Much of my childhood was spent on the Croydon Block of the Broadwater Estate in Tottenham. My stand-out memories from that time are the dingy concrete corridors, the lingering stench of damp and the time spent kicking a football around dark corners.
These memories were at the front of my mind as I listened to the debate about the future of the disused Mount Pleasant site in Islington that Boris Johnson found himself deliberating over last Friday. The site presents a unique opportunity: empty 3.5 hectare areas in central London do not come along often. With the UK housing crisis deepening by the week and the capital in particularly desperate need of new homes, this was a chance to turn an empty building in Islington into hundreds of decent new affordable homes.

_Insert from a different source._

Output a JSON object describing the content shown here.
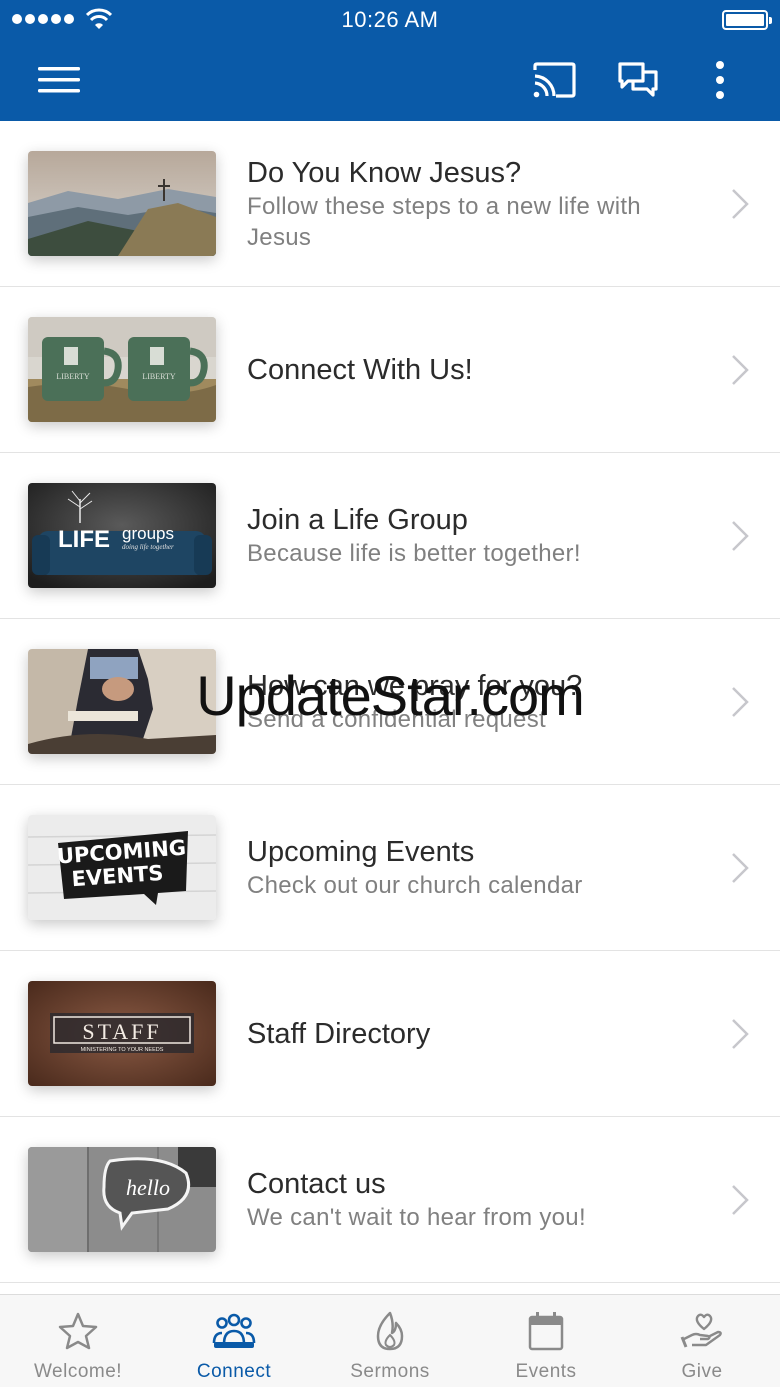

The site’s owner, newly-privatised Royal Mail, had other ideas, preferring a more profitable mass of high rise luxury apartment blocks - the only type of housing that the country doesn’t need more of. The Mayor was called in to adjudicate. Borough councils, local people and a cross-party coalition of politicians lined up to tell him that accepting the plan would be a huge mistake: in doing so, he would be giving his support to a new generation of ugly, expensive and unpopular tower blocks that ordinary people can neither afford nor want to live in. But like a bored teenager being confronted with a particularly tedious piece of homework, Boris took just 20 minutes to rubber-stamp the proposals with a dismissive wave and disinterested shrug.
That three-quarters of homes on the site will be apartments affordable only to foreign investors and the super-rich is a travesty. Even the few "affordable" homes that are included could cost up to £2,800 per month to rent, meaning prospective tenants would need an income of at least £100,000 – more than treble the average London salary and in reality "affordable" only to a very few.
But affordability is not the only fault with the Mount Pleasant plan. In agreeing to another series of high-rise towers, built in a ring and described despairingly by locals as a “fortress”, planners have once again sacrificed quality housing for the sake of cramming homes into big concrete blocks.
In doing so they are repeating the mistakes of the 50s and 60s – mistakes that are still visible across the UK’s major cities. From Moss Side in Manchester to the Red Road Flats in Glasgow, grey concrete tower blocks dominate the horizon in constituencies like mine all over the country - low quality bastions of deprivation, ill health and despair. Very few politicians or planners have grown up on these estates. As a result, they continue to approve plans for buildings that are not designed with wellbeing or quality of life in mind.
Poor housing is one of the core pillars of inequality in Britain. For the children growing up in the UK’s 1.1m overcrowded households, and countless others, life prospects are immediately diminished. Poor design affects lives: it means a prospective doctor or lawyer being forced to do her homework in a cramped, dark, and damp bedroom, or relationships between adolescent siblings torn apart by the stresses of having to share a bed. If we want to tackle that then we have to start building decent housing. Good quality homes are a vital to ensuring a good quality of life.
But not only are we failing to learn from the mistakes of the past, we are also refusing to listen to the voices of the present. Ask British people what kind of homes they want and most will mention a front door and a garden. Few will opt for a 15th-floor flat. In one survey just 1 per cent of people expressed a desire to live in a high rise apartment, yet more than 150 new tower blocks higher than twenty stories are currently being planned in London. The vertical fanaticism of our planners and architects is completely contrary to the aspirations of most people.
Why, then, are we still waving through plans for another generation of high-rise living? The answer lies in the old misconception that building high means building more. In reality, the densest area of London is not the housing estates in Peckham or the tower blocks of Tottenham, but upmarket Pimlico. There, good planning and design mean quality family homes, with front doors and gardens, are arranged to maximise the space available. That is what we should be looking to replicate across the country.
Instead, the cranes that now dominate the London skyline are erecting tower blocks that are not built with Londoners in mind. The current policy of high - rise and high price chimes more with the demands of property speculators than the needs of ordinary people. Instead, we should see the current housing crisis as an opportunity – a chance to build a new generation of good quality homes, revitalise entire areas and transform our cities into hubs of high quality but affordable living. It is time to stop imposing expensive, poor quality housing from the top down and instead start a building revolution to provide the type of homes that people want and deserve.Reuse content